_Prompt_
Which lines of the listing below contain the word "name"? Return them.

········

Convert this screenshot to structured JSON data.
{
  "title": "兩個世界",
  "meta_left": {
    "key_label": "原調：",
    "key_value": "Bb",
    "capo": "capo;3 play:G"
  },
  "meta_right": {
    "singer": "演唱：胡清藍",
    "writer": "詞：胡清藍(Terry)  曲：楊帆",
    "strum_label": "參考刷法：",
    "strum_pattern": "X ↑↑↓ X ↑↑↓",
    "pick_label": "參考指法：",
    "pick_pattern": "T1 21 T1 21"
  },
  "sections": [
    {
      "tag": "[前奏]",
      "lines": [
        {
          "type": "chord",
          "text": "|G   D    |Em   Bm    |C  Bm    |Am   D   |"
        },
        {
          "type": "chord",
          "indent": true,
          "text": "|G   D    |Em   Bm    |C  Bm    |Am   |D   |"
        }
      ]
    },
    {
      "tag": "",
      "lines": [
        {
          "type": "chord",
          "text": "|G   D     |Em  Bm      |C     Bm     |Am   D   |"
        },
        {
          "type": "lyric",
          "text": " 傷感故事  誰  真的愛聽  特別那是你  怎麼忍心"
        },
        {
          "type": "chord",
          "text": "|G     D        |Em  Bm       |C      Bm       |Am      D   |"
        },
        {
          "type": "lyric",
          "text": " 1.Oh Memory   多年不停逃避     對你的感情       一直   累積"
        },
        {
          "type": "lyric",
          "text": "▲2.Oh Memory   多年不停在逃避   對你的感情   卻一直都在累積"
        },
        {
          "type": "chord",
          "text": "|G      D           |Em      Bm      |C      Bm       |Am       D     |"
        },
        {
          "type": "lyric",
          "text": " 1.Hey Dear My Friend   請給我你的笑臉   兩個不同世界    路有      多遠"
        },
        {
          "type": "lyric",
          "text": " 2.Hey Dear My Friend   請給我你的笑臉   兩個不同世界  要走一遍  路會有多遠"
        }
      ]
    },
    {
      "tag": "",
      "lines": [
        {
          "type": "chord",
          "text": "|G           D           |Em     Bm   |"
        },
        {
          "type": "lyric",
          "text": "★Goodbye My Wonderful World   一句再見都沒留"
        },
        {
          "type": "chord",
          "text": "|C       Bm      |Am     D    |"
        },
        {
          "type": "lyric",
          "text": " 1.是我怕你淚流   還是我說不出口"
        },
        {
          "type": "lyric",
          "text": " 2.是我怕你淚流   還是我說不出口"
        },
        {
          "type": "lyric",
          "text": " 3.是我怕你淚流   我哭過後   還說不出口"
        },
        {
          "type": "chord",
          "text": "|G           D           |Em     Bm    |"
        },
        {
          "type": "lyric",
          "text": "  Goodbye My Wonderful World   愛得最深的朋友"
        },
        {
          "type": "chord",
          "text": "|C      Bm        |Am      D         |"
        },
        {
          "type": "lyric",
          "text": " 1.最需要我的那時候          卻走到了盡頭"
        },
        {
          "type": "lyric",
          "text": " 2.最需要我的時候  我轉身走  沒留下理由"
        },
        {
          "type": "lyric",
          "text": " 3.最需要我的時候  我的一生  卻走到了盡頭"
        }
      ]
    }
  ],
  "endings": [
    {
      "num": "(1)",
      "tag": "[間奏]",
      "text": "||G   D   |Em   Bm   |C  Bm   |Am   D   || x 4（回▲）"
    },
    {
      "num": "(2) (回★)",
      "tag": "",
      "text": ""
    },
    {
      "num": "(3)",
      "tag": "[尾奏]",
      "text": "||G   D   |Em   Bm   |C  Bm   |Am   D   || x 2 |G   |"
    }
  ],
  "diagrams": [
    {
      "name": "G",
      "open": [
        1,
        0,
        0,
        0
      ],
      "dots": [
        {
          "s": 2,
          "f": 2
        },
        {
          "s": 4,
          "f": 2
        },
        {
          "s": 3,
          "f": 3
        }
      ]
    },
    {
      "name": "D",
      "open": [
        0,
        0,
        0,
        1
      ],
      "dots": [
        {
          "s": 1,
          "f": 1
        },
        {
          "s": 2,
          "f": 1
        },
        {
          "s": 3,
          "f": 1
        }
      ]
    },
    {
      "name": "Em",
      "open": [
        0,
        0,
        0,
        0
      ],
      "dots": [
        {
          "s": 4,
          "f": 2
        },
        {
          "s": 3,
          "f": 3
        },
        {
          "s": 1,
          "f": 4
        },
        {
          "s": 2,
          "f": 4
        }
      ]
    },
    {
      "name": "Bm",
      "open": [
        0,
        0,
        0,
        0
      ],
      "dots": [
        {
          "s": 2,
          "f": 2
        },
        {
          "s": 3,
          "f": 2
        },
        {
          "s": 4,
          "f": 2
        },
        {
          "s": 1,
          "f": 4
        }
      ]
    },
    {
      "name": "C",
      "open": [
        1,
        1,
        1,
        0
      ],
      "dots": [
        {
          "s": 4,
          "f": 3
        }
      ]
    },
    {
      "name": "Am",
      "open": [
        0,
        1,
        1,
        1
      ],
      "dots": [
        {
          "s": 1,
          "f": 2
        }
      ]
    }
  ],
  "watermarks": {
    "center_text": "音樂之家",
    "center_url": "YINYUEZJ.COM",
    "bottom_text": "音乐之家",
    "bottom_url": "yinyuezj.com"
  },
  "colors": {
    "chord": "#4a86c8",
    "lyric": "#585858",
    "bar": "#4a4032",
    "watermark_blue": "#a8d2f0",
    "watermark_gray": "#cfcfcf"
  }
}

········

_Response area_
      "name": "G",
      "name": "D",
      "name": "Em",
      "name": "Bm",
      "name": "C",
      "name": "Am",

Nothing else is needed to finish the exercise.